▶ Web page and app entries
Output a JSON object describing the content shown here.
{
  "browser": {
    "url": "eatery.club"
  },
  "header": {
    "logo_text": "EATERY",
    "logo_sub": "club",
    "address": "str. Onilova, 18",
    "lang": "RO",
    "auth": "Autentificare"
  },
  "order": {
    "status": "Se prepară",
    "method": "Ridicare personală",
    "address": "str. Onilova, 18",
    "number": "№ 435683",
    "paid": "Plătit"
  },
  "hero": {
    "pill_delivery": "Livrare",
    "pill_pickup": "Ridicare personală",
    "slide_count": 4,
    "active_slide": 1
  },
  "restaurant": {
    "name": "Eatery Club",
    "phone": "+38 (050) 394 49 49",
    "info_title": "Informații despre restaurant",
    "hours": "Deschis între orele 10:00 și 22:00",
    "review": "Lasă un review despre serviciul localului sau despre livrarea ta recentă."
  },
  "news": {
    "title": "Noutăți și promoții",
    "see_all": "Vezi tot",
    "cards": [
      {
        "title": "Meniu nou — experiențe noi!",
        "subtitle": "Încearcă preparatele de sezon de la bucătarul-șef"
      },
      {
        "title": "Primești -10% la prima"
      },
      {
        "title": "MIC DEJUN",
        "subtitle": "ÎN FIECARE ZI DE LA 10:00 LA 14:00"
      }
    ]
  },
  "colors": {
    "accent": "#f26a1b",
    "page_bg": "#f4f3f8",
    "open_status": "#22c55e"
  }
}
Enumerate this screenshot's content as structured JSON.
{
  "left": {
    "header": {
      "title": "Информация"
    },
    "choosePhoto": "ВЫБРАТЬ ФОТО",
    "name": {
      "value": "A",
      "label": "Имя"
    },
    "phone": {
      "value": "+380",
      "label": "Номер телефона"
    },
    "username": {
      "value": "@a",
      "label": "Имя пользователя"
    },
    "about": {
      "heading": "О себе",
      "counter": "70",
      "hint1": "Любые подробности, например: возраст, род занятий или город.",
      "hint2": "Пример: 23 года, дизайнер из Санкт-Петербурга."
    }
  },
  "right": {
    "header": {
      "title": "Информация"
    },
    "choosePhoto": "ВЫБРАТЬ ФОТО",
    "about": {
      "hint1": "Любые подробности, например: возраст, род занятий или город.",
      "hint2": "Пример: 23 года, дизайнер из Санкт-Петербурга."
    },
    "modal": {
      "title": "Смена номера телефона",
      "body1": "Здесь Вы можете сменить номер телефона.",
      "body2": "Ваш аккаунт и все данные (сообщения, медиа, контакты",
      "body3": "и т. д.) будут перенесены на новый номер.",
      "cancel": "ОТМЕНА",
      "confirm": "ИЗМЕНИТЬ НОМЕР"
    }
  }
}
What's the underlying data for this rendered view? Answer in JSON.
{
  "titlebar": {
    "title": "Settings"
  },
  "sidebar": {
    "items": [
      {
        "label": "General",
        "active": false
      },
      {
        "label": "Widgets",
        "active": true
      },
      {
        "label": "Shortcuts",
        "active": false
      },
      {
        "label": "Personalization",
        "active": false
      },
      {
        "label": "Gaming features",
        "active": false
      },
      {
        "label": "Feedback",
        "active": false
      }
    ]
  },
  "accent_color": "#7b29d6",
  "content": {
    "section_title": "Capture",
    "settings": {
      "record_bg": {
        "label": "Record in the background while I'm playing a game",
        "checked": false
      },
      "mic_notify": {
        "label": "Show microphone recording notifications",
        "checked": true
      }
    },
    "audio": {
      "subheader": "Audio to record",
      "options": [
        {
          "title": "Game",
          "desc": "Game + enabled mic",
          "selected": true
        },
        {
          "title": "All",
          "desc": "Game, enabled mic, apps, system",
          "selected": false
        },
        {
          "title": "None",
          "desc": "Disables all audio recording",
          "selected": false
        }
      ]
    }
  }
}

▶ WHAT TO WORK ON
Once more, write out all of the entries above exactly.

▶ RESPONSE BOX
Output a JSON object describing the content shown here.
{
  "browser": {
    "url": "eatery.club"
  },
  "header": {
    "logo_text": "EATERY",
    "logo_sub": "club",
    "address": "str. Onilova, 18",
    "lang": "RO",
    "auth": "Autentificare"
  },
  "order": {
    "status": "Se prepară",
    "method": "Ridicare personală",
    "address": "str. Onilova, 18",
    "number": "№ 435683",
    "paid": "Plătit"
  },
  "hero": {
    "pill_delivery": "Livrare",
    "pill_pickup": "Ridicare personală",
    "slide_count": 4,
    "active_slide": 1
  },
  "restaurant": {
    "name": "Eatery Club",
    "phone": "+38 (050) 394 49 49",
    "info_title": "Informații despre restaurant",
    "hours": "Deschis între orele 10:00 și 22:00",
    "review": "Lasă un review despre serviciul localului sau despre livrarea ta recentă."
  },
  "news": {
    "title": "Noutăți și promoții",
    "see_all": "Vezi tot",
    "cards": [
      {
        "title": "Meniu nou — experiențe noi!",
        "subtitle": "Încearcă preparatele de sezon de la bucătarul-șef"
      },
      {
        "title": "Primești -10% la prima"
      },
      {
        "title": "MIC DEJUN",
        "subtitle": "ÎN FIECARE ZI DE LA 10:00 LA 14:00"
      }
    ]
  },
  "colors": {
    "accent": "#f26a1b",
    "page_bg": "#f4f3f8",
    "open_status": "#22c55e"
  }
}
Enumerate this screenshot's content as structured JSON.
{
  "left": {
    "header": {
      "title": "Информация"
    },
    "choosePhoto": "ВЫБРАТЬ ФОТО",
    "name": {
      "value": "A",
      "label": "Имя"
    },
    "phone": {
      "value": "+380",
      "label": "Номер телефона"
    },
    "username": {
      "value": "@a",
      "label": "Имя пользователя"
    },
    "about": {
      "heading": "О себе",
      "counter": "70",
      "hint1": "Любые подробности, например: возраст, род занятий или город.",
      "hint2": "Пример: 23 года, дизайнер из Санкт-Петербурга."
    }
  },
  "right": {
    "header": {
      "title": "Информация"
    },
    "choosePhoto": "ВЫБРАТЬ ФОТО",
    "about": {
      "hint1": "Любые подробности, например: возраст, род занятий или город.",
      "hint2": "Пример: 23 года, дизайнер из Санкт-Петербурга."
    },
    "modal": {
      "title": "Смена номера телефона",
      "body1": "Здесь Вы можете сменить номер телефона.",
      "body2": "Ваш аккаунт и все данные (сообщения, медиа, контакты",
      "body3": "и т. д.) будут перенесены на новый номер.",
      "cancel": "ОТМЕНА",
      "confirm": "ИЗМЕНИТЬ НОМЕР"
    }
  }
}
What's the underlying data for this rendered view? Answer in JSON.
{
  "titlebar": {
    "title": "Settings"
  },
  "sidebar": {
    "items": [
      {
        "label": "General",
        "active": false
      },
      {
        "label": "Widgets",
        "active": true
      },
      {
        "label": "Shortcuts",
        "active": false
      },
      {
        "label": "Personalization",
        "active": false
      },
      {
        "label": "Gaming features",
        "active": false
      },
      {
        "label": "Feedback",
        "active": false
      }
    ]
  },
  "accent_color": "#7b29d6",
  "content": {
    "section_title": "Capture",
    "settings": {
      "record_bg": {
        "label": "Record in the background while I'm playing a game",
        "checked": false
      },
      "mic_notify": {
        "label": "Show microphone recording notifications",
        "checked": true
      }
    },
    "audio": {
      "subheader": "Audio to record",
      "options": [
        {
          "title": "Game",
          "desc": "Game + enabled mic",
          "selected": true
        },
        {
          "title": "All",
          "desc": "Game, enabled mic, apps, system",
          "selected": false
        },
        {
          "title": "None",
          "desc": "Disables all audio recording",
          "selected": false
        }
      ]
    }
  }
}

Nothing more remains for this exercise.